[EXERCISE DIRECTIONS]
Wherever a line in the material contains the word "this", copy that line.

[DATA FOR THE TASK]
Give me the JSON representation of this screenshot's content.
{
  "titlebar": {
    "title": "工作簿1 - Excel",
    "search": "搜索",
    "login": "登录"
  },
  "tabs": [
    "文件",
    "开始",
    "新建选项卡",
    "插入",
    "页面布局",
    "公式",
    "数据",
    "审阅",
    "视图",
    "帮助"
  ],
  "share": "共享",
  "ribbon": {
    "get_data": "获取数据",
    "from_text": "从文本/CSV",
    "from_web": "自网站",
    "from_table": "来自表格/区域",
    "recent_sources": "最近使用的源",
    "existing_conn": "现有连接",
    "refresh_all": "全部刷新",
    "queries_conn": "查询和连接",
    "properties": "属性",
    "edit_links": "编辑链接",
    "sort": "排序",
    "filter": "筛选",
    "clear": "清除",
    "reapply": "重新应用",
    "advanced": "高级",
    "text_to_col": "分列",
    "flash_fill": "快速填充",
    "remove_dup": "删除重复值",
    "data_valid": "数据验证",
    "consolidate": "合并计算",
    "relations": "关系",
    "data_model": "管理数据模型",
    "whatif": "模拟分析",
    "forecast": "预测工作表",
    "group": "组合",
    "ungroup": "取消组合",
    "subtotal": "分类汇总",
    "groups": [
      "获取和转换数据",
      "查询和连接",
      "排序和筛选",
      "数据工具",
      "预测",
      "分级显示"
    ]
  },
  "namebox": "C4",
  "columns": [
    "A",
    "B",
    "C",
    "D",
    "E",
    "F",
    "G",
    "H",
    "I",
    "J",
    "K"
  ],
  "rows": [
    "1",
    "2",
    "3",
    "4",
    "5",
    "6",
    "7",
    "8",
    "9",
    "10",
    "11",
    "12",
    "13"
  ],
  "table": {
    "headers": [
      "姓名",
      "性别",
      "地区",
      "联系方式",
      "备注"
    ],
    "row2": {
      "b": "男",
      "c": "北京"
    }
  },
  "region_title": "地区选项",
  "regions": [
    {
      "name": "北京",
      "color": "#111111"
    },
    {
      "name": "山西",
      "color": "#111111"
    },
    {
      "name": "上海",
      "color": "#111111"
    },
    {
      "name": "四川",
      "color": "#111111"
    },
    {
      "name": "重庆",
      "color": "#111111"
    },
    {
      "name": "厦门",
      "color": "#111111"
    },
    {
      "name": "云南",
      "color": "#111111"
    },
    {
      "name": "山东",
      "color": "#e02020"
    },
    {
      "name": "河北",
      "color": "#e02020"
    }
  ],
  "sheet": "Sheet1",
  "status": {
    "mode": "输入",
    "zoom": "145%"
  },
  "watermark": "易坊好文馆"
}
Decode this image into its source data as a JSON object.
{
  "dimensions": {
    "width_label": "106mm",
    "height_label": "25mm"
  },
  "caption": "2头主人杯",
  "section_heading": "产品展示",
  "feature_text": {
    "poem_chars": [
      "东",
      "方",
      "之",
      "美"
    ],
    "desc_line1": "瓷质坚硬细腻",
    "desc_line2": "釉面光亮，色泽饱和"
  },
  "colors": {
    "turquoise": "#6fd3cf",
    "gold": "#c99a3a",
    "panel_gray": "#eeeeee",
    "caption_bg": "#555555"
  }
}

[ANSWER SECTION]
Give me the JSON representation of this screenshot's content.
Decode this image into its source data as a JSON object.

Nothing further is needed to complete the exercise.